Task directions
Write out the records below exactly as they appear, skipping each picture.

Data listing
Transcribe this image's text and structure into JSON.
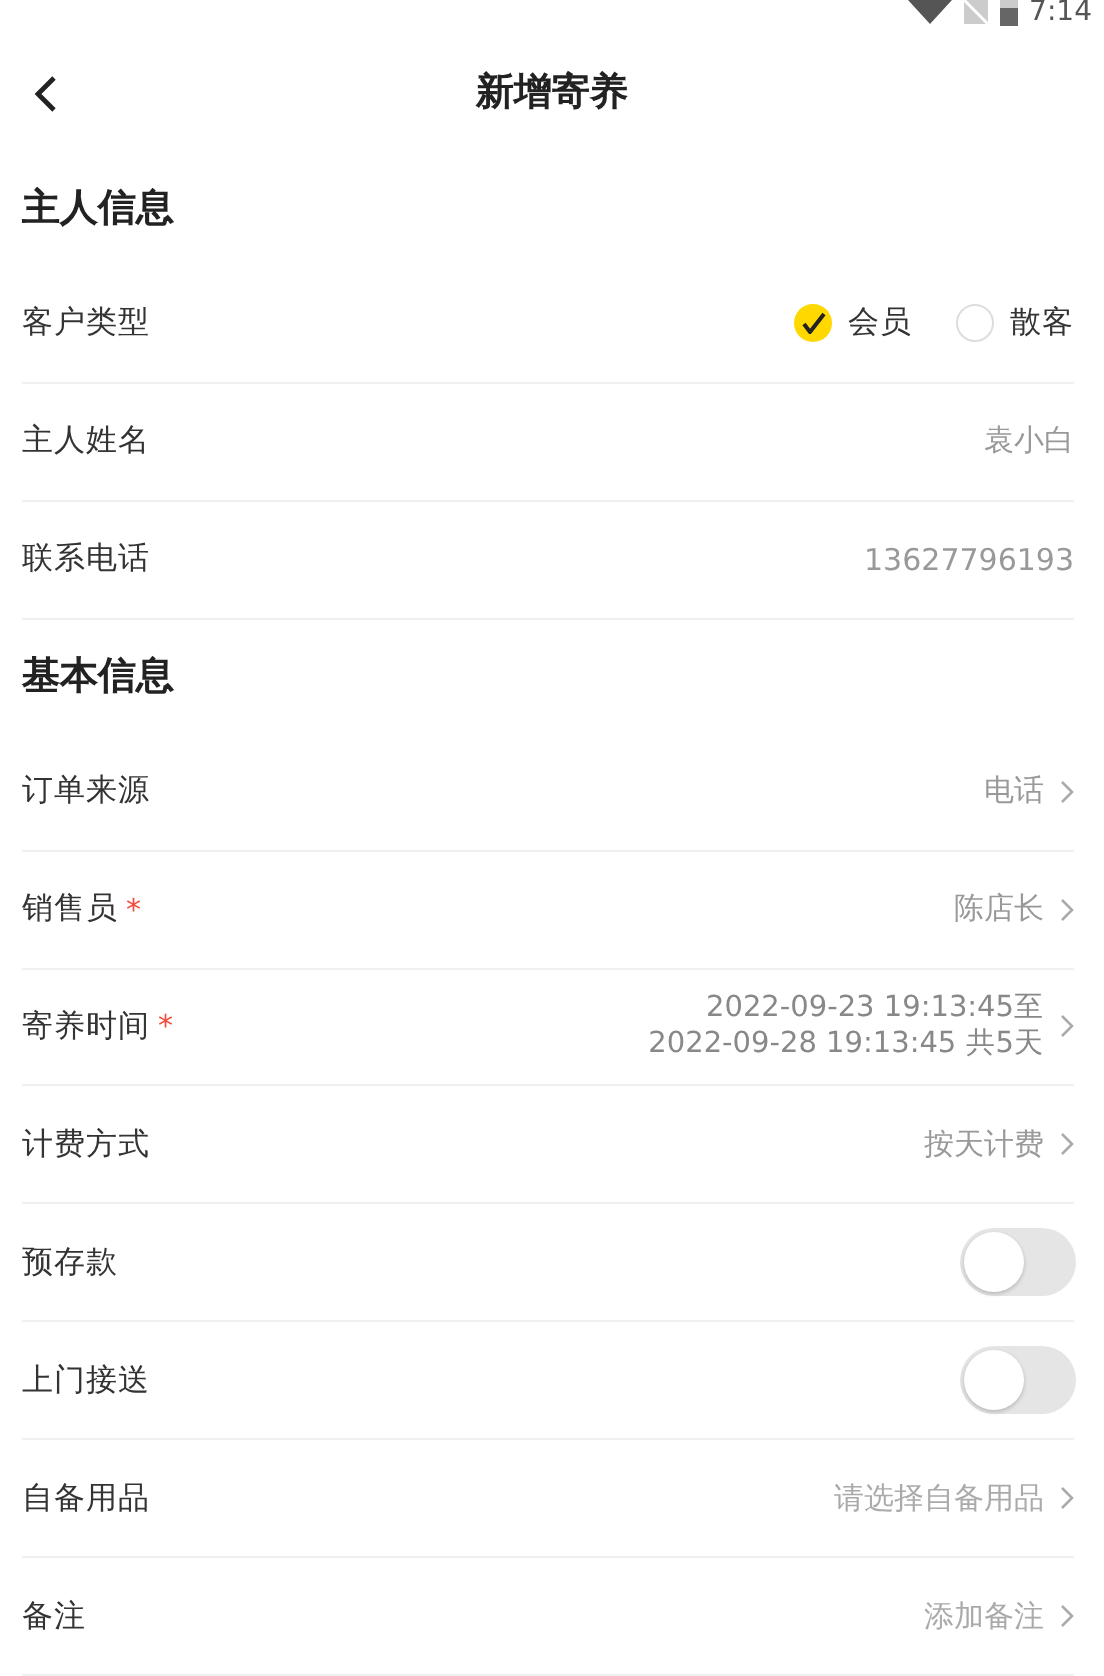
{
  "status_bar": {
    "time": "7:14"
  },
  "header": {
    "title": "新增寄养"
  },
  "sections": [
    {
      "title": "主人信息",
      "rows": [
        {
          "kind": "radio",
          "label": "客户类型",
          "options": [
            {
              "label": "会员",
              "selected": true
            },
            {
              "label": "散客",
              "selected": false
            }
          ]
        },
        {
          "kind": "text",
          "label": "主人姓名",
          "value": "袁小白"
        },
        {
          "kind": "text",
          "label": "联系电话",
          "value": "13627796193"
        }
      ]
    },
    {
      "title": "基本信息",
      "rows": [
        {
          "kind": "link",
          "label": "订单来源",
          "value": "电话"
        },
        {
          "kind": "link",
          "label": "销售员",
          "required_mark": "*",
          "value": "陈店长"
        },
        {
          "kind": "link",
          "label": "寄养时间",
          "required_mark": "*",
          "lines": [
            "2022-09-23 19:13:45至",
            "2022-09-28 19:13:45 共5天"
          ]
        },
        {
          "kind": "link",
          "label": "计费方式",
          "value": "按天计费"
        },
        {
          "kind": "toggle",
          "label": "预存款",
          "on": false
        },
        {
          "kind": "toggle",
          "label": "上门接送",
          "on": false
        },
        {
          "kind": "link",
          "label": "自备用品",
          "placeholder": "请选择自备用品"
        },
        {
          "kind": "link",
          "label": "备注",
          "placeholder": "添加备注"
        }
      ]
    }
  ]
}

Reply to the exercise
Transcribe this image's text and structure into JSON.
{
  "status_bar": {
    "time": "7:14"
  },
  "header": {
    "title": "新增寄养"
  },
  "sections": [
    {
      "title": "主人信息",
      "rows": [
        {
          "kind": "radio",
          "label": "客户类型",
          "options": [
            {
              "label": "会员",
              "selected": true
            },
            {
              "label": "散客",
              "selected": false
            }
          ]
        },
        {
          "kind": "text",
          "label": "主人姓名",
          "value": "袁小白"
        },
        {
          "kind": "text",
          "label": "联系电话",
          "value": "13627796193"
        }
      ]
    },
    {
      "title": "基本信息",
      "rows": [
        {
          "kind": "link",
          "label": "订单来源",
          "value": "电话"
        },
        {
          "kind": "link",
          "label": "销售员",
          "required_mark": "*",
          "value": "陈店长"
        },
        {
          "kind": "link",
          "label": "寄养时间",
          "required_mark": "*",
          "lines": [
            "2022-09-23 19:13:45至",
            "2022-09-28 19:13:45 共5天"
          ]
        },
        {
          "kind": "link",
          "label": "计费方式",
          "value": "按天计费"
        },
        {
          "kind": "toggle",
          "label": "预存款",
          "on": false
        },
        {
          "kind": "toggle",
          "label": "上门接送",
          "on": false
        },
        {
          "kind": "link",
          "label": "自备用品",
          "placeholder": "请选择自备用品"
        },
        {
          "kind": "link",
          "label": "备注",
          "placeholder": "添加备注"
        }
      ]
    }
  ]
}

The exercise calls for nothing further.